Nancy Murray

Nancy Murray

Vice President; Director of International Research
  • International development program evaluation
  • Adolescent and maternal and child health
  • Nutrition
  • Early-grade education
Focus Areas
  • International Research
  • Health and Nutrition
  • Social Protection
  • Education and Workforce Development
About Nancy

Nancy Murray has more than 30 years of experience in international development program evaluation, education, adolescent and maternal and child health, nutrition, and women’s economic empowerment and financial inclusion.

Currently, Murray leads the Women’s Economic Empowerment and Financial Inclusion (WEE-FI) learning partnership with the Bill & Melinda Gates Foundation’s Financial Services for the Poor team, designed to generate evidence and learning on what works to improve women’s economic empowerment from the foundation’s current portfolio of investments. She also recently led a program review of The Challenge Initiative (TCI), the Gates Foundation’s flagship investment in family planning service delivery at scale, as well as the LAC Reads project, a USAID-funded set of impact evaluations of early reading initiatives in Latin America and the Caribbean. She has had key roles in designing and leading evaluations of international health and education programs in Latin America, the Caribbean, Asia, and Africa.

Murray, who joined Mathematica in 2007, was previously the deputy director for the Center for Health Solutions at Futures Group International. She has published in Studies in Family Planning, Social Biology, International Family Planning Perspectives, Vulnerable Children and Youth Studies, and Maternal and Child Nutrition. She holds a Ph.D. in sociology from the Johns Hopkins University and an M.P.H. and an M.A. in Latin American studies, both from the University of California, Los Angeles.

Key Projects
  • Woman with child
    The Evaluation of The Power of Nutrition

    Mathematica is evaluating The Power of Nutrition over a period of seven years to measure its impact and influence; provide strategic, real-time feedback and inputs; and extract insights and lessons to expand and replicate this model.

  • Cocoa in Ghana photo
    Cocoa Livelihoods Baseline Data Collection and Evaluation
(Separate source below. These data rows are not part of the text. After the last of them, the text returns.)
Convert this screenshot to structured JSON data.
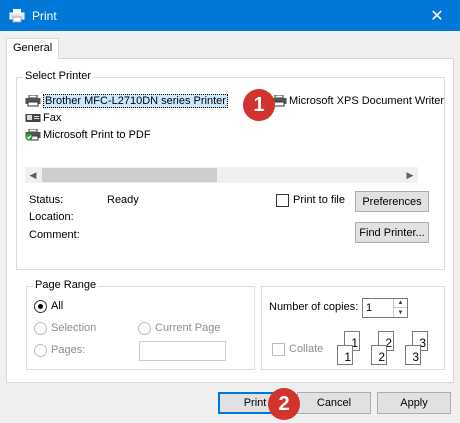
{
  "window": {
    "title": "Print",
    "close_glyph": "✕"
  },
  "tabs": [
    {
      "label": "General"
    }
  ],
  "select_printer": {
    "title": "Select Printer",
    "printers": [
      {
        "name": "Brother MFC-L2710DN series Printer"
      },
      {
        "name": "Microsoft XPS Document Writer"
      },
      {
        "name": "Fax"
      },
      {
        "name": "Microsoft Print to PDF"
      }
    ],
    "status_label": "Status:",
    "status_value": "Ready",
    "location_label": "Location:",
    "comment_label": "Comment:",
    "print_to_file_label": "Print to file",
    "preferences_label": "Preferences",
    "find_printer_label": "Find Printer..."
  },
  "page_range": {
    "title": "Page Range",
    "all_label": "All",
    "selection_label": "Selection",
    "current_page_label": "Current Page",
    "pages_label": "Pages:",
    "pages_value": ""
  },
  "copies": {
    "number_label": "Number of copies:",
    "number_value": "1",
    "collate_label": "Collate",
    "collate_pages": [
      "1",
      "1",
      "2",
      "2",
      "3",
      "3"
    ]
  },
  "buttons": {
    "print": "Print",
    "cancel": "Cancel",
    "apply": "Apply"
  },
  "annotations": [
    {
      "label": "1"
    },
    {
      "label": "2"
    }
  ],
  "colors": {
    "title_bar": "#0078d7",
    "selection": "#cce8ff",
    "marker": "#d0342c"
  }
}
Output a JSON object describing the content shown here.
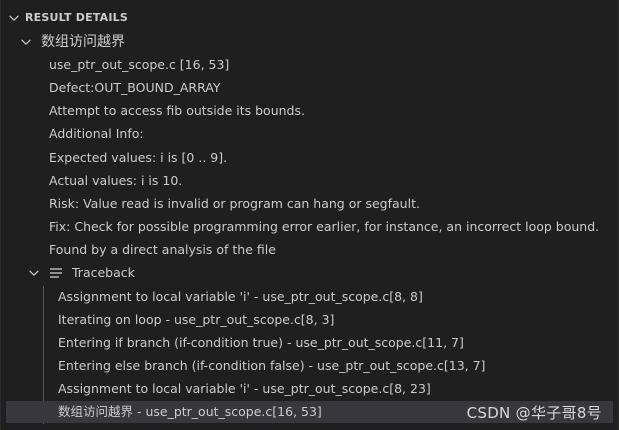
{
  "header": {
    "title": "RESULT DETAILS"
  },
  "issue": {
    "title": "数组访问越界",
    "details": [
      "use_ptr_out_scope.c [16, 53]",
      "Defect:OUT_BOUND_ARRAY",
      "Attempt to access fib outside its bounds.",
      "Additional Info:",
      "Expected values: i is [0 .. 9].",
      "Actual values: i is 10.",
      "Risk: Value read is invalid or program can hang or segfault.",
      "Fix: Check for possible programming error earlier, for instance, an incorrect loop bound.",
      "Found by a direct analysis of the file"
    ]
  },
  "traceback": {
    "label": "Traceback",
    "icon": "list-icon",
    "items": [
      "Assignment to local variable 'i' - use_ptr_out_scope.c[8, 8]",
      "Iterating on loop - use_ptr_out_scope.c[8, 3]",
      "Entering if branch (if-condition true) - use_ptr_out_scope.c[11, 7]",
      "Entering else branch (if-condition false) - use_ptr_out_scope.c[13, 7]",
      "Assignment to local variable 'i' - use_ptr_out_scope.c[8, 23]",
      "数组访问越界 - use_ptr_out_scope.c[16, 53]"
    ],
    "selected_index": 5
  },
  "watermark": "CSDN @华子哥8号",
  "colors": {
    "background": "#1f1f1f",
    "text": "#cccccc",
    "selected_row": "#37373d",
    "indent_guide": "#585858"
  }
}
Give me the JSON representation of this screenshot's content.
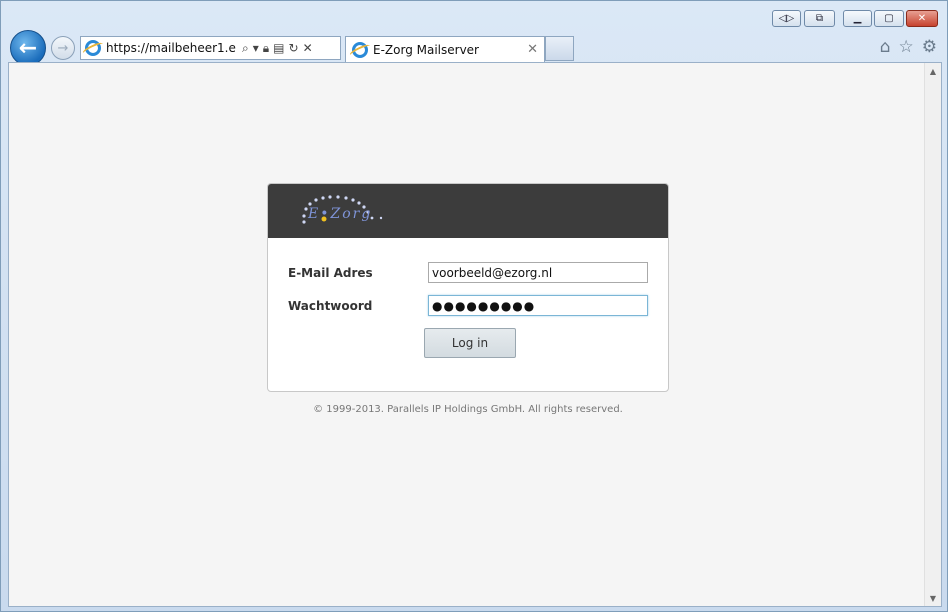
{
  "browser": {
    "url": "https://mailbeheer1.ez...",
    "tab_title": "E-Zorg Mailserver",
    "caption_buttons": [
      "minimize",
      "restore",
      "close"
    ]
  },
  "logo_text": "E•Zorg",
  "form": {
    "email_label": "E-Mail Adres",
    "email_value": "voorbeeld@ezorg.nl",
    "password_label": "Wachtwoord",
    "password_value": "●●●●●●●●●",
    "login_button": "Log in"
  },
  "footer": {
    "copyright": "© 1999-2013. Parallels IP Holdings GmbH. All rights reserved."
  }
}
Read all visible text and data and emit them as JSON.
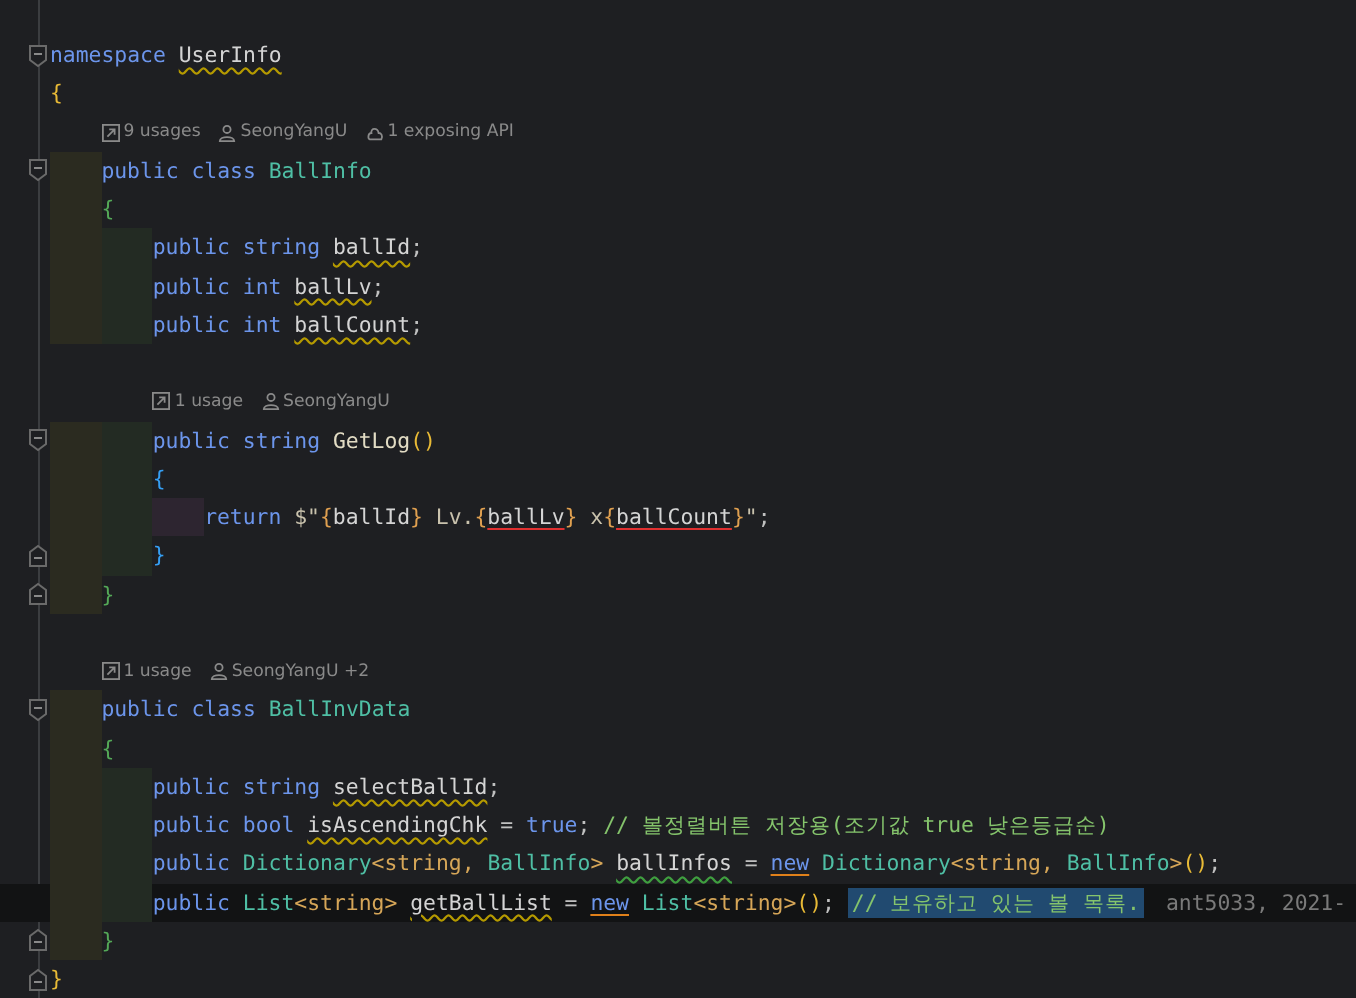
{
  "editor": {
    "lines": [
      {
        "kind": "fold-start",
        "current": false,
        "tokens": [
          {
            "text": "namespace ",
            "kind": "keyword"
          },
          {
            "text": "UserInfo",
            "kind": "warning-ident"
          }
        ]
      },
      {
        "kind": "open",
        "current": false,
        "tokens": [
          {
            "text": "{",
            "kind": "brace1"
          }
        ],
        "children": [
          {
            "kind": "hint",
            "items": [
              {
                "text": "9 usages"
              },
              {
                "text": "SeongYangU"
              },
              {
                "text": "1 exposing API"
              }
            ]
          },
          {
            "kind": "fold-start",
            "current": false,
            "tokens": [
              {
                "text": "public class ",
                "kind": "keyword"
              },
              {
                "text": "BallInfo",
                "kind": "type"
              }
            ]
          },
          {
            "kind": "open",
            "current": false,
            "tokens": [
              {
                "text": "{",
                "kind": "brace2"
              }
            ],
            "children": [
              {
                "kind": "code",
                "current": false,
                "tokens": [
                  {
                    "text": "public string ",
                    "kind": "keyword"
                  },
                  {
                    "text": "ballId",
                    "kind": "warning-ident"
                  },
                  {
                    "text": ";",
                    "kind": "punct"
                  }
                ]
              },
              {
                "kind": "code",
                "current": false,
                "tokens": [
                  {
                    "text": "public int ",
                    "kind": "keyword"
                  },
                  {
                    "text": "ballLv",
                    "kind": "warning-ident"
                  },
                  {
                    "text": ";",
                    "kind": "punct"
                  }
                ]
              },
              {
                "kind": "code",
                "current": false,
                "tokens": [
                  {
                    "text": "public int ",
                    "kind": "keyword"
                  },
                  {
                    "text": "ballCount",
                    "kind": "warning-ident"
                  },
                  {
                    "text": ";",
                    "kind": "punct"
                  }
                ]
              },
              {
                "kind": "blank"
              },
              {
                "kind": "hint",
                "items": [
                  {
                    "text": "1 usage"
                  },
                  {
                    "text": "SeongYangU"
                  }
                ]
              },
              {
                "kind": "fold-start",
                "current": false,
                "tokens": [
                  {
                    "text": "public string ",
                    "kind": "keyword"
                  },
                  {
                    "text": "GetLog",
                    "kind": "method"
                  },
                  {
                    "text": "()",
                    "kind": "brace1"
                  }
                ]
              },
              {
                "kind": "open",
                "current": false,
                "tokens": [
                  {
                    "text": "{",
                    "kind": "brace3"
                  }
                ],
                "children": [
                  {
                    "kind": "code",
                    "current": false,
                    "tokens": [
                      {
                        "text": "return ",
                        "kind": "keyword"
                      },
                      {
                        "text": "$\"",
                        "kind": "string"
                      },
                      {
                        "text": "{",
                        "kind": "interp"
                      },
                      {
                        "text": "ballId",
                        "kind": "ident"
                      },
                      {
                        "text": "}",
                        "kind": "interp"
                      },
                      {
                        "text": " Lv.",
                        "kind": "string"
                      },
                      {
                        "text": "{",
                        "kind": "interp"
                      },
                      {
                        "text": "ballLv",
                        "kind": "error-ident"
                      },
                      {
                        "text": "}",
                        "kind": "interp"
                      },
                      {
                        "text": " x",
                        "kind": "string"
                      },
                      {
                        "text": "{",
                        "kind": "interp"
                      },
                      {
                        "text": "ballCount",
                        "kind": "error-ident"
                      },
                      {
                        "text": "}",
                        "kind": "interp"
                      },
                      {
                        "text": "\"",
                        "kind": "string"
                      },
                      {
                        "text": ";",
                        "kind": "punct"
                      }
                    ]
                  }
                ]
              },
              {
                "kind": "fold-end",
                "current": false,
                "tokens": [
                  {
                    "text": "}",
                    "kind": "brace3"
                  }
                ]
              }
            ]
          },
          {
            "kind": "fold-end",
            "current": false,
            "tokens": [
              {
                "text": "}",
                "kind": "brace2"
              }
            ]
          },
          {
            "kind": "blank"
          },
          {
            "kind": "hint",
            "items": [
              {
                "text": "1 usage"
              },
              {
                "text": "SeongYangU +2"
              }
            ]
          },
          {
            "kind": "fold-start",
            "current": false,
            "tokens": [
              {
                "text": "public class ",
                "kind": "keyword"
              },
              {
                "text": "BallInvData",
                "kind": "type"
              }
            ]
          },
          {
            "kind": "open",
            "current": false,
            "tokens": [
              {
                "text": "{",
                "kind": "brace2"
              }
            ],
            "children": [
              {
                "kind": "code",
                "current": false,
                "tokens": [
                  {
                    "text": "public string ",
                    "kind": "keyword"
                  },
                  {
                    "text": "selectBallId",
                    "kind": "warning-ident"
                  },
                  {
                    "text": ";",
                    "kind": "punct"
                  }
                ]
              },
              {
                "kind": "code",
                "current": false,
                "tokens": [
                  {
                    "text": "public bool ",
                    "kind": "keyword"
                  },
                  {
                    "text": "isAscendingChk",
                    "kind": "warning-ident"
                  },
                  {
                    "text": " = ",
                    "kind": "punct"
                  },
                  {
                    "text": "true",
                    "kind": "keyword"
                  },
                  {
                    "text": "; ",
                    "kind": "punct"
                  },
                  {
                    "text": "// 볼정렬버튼 저장용(조기값 true 낮은등급순)",
                    "kind": "comment"
                  }
                ]
              },
              {
                "kind": "code",
                "current": false,
                "tokens": [
                  {
                    "text": "public ",
                    "kind": "keyword"
                  },
                  {
                    "text": "Dictionary",
                    "kind": "type"
                  },
                  {
                    "text": "<string, ",
                    "kind": "generic"
                  },
                  {
                    "text": "BallInfo",
                    "kind": "type"
                  },
                  {
                    "text": "> ",
                    "kind": "generic"
                  },
                  {
                    "text": "ballInfos",
                    "kind": "suggestion-ident"
                  },
                  {
                    "text": " = ",
                    "kind": "punct"
                  },
                  {
                    "text": "new",
                    "kind": "usage-keyword"
                  },
                  {
                    "text": " Dictionary",
                    "kind": "type"
                  },
                  {
                    "text": "<string, ",
                    "kind": "generic"
                  },
                  {
                    "text": "BallInfo",
                    "kind": "type"
                  },
                  {
                    "text": ">",
                    "kind": "generic"
                  },
                  {
                    "text": "()",
                    "kind": "brace1"
                  },
                  {
                    "text": ";",
                    "kind": "punct"
                  }
                ]
              },
              {
                "kind": "code",
                "current": true,
                "tokens": [
                  {
                    "text": "public ",
                    "kind": "keyword"
                  },
                  {
                    "text": "List",
                    "kind": "type"
                  },
                  {
                    "text": "<string> ",
                    "kind": "generic"
                  },
                  {
                    "text": "getBallList",
                    "kind": "warning-ident"
                  },
                  {
                    "text": " = ",
                    "kind": "punct"
                  },
                  {
                    "text": "new",
                    "kind": "usage-keyword"
                  },
                  {
                    "text": " List",
                    "kind": "type"
                  },
                  {
                    "text": "<string>",
                    "kind": "generic"
                  },
                  {
                    "text": "()",
                    "kind": "brace1"
                  },
                  {
                    "text": "; ",
                    "kind": "punct"
                  }
                ],
                "selection": "// 보유하고 있는 볼 목록.",
                "blame": "ant5033, 2021-"
              }
            ]
          },
          {
            "kind": "fold-end",
            "current": false,
            "tokens": [
              {
                "text": "}",
                "kind": "brace2"
              }
            ]
          }
        ]
      },
      {
        "kind": "fold-end",
        "current": false,
        "tokens": [
          {
            "text": "}",
            "kind": "brace1"
          }
        ]
      }
    ]
  }
}
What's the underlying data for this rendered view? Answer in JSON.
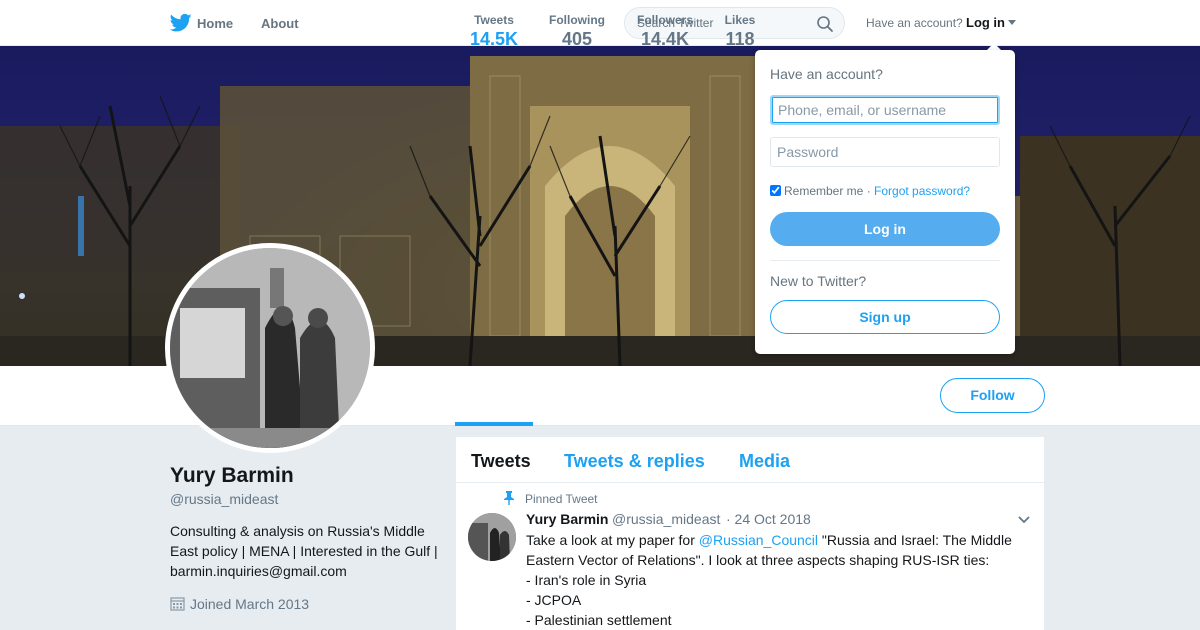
{
  "nav": {
    "home": "Home",
    "about": "About",
    "search_placeholder": "Search Twitter",
    "have_account": "Have an account?",
    "login": "Log in",
    "brand_color": "#1da1f2"
  },
  "profile": {
    "name": "Yury Barmin",
    "handle": "@russia_mideast",
    "bio": "Consulting & analysis on Russia's Middle East policy | MENA | Interested in the Gulf | barmin.inquiries@gmail.com",
    "joined": "Joined March 2013",
    "follow": "Follow"
  },
  "stats": [
    {
      "label": "Tweets",
      "value": "14.5K"
    },
    {
      "label": "Following",
      "value": "405"
    },
    {
      "label": "Followers",
      "value": "14.4K"
    },
    {
      "label": "Likes",
      "value": "118"
    }
  ],
  "timeline": {
    "tabs": [
      "Tweets",
      "Tweets & replies",
      "Media"
    ],
    "tweet": {
      "pinned": "Pinned Tweet",
      "name": "Yury Barmin",
      "handle": "@russia_mideast",
      "date": "· 24 Oct 2018",
      "text_before": "Take a look at my paper for ",
      "mention": "@Russian_Council",
      "text_after": " \"Russia and Israel: The Middle Eastern Vector of Relations\". I look at three aspects shaping RUS-ISR ties:",
      "lines": [
        "- Iran's role in Syria",
        "- JCPOA",
        "- Palestinian settlement"
      ]
    }
  },
  "login_dropdown": {
    "title": "Have an account?",
    "username_placeholder": "Phone, email, or username",
    "password_placeholder": "Password",
    "remember": "Remember me",
    "separator": " · ",
    "forgot": "Forgot password?",
    "login_button": "Log in",
    "new_to": "New to Twitter?",
    "signup": "Sign up"
  }
}
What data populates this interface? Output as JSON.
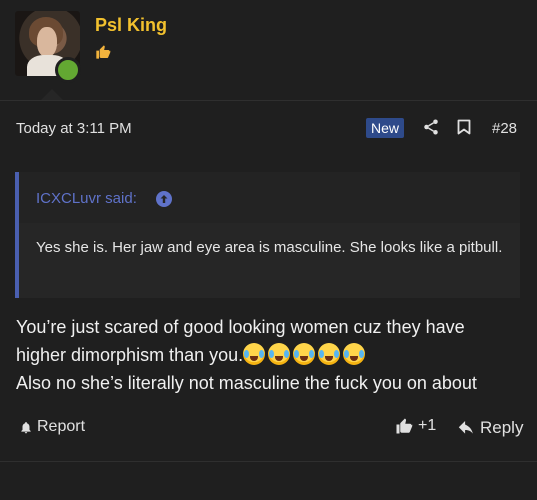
{
  "user": {
    "name": "Psl King",
    "badge_icon": "thumbs-up-icon",
    "online": true
  },
  "meta": {
    "timestamp": "Today at 3:11 PM",
    "new_label": "New",
    "post_number": "#28"
  },
  "quote": {
    "author": "ICXCLuvr said:",
    "text": "Yes she is. Her jaw and eye area is masculine. She looks like a pitbull."
  },
  "post": {
    "line1": "You’re just scared of good looking women cuz they have",
    "line2": "higher dimorphism than you.",
    "emoji_count": 5,
    "line3": "Also no she’s literally not masculine the fuck you on about"
  },
  "actions": {
    "report_label": "Report",
    "like_label": "+1",
    "reply_label": "Reply"
  },
  "colors": {
    "background": "#1f1f1f",
    "username": "#f2c12e",
    "quote_accent": "#4a5fb0",
    "new_badge": "#2e4a8a",
    "online": "#63a832"
  }
}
    This program provided a range of interventions to increase the incomes of households in the cocoa-producing areas of five West and Central African countries. Mathematica collected baseline data on four key outcomes: cocoa production and productivity, income, schooling, and nutrition.

Related Videos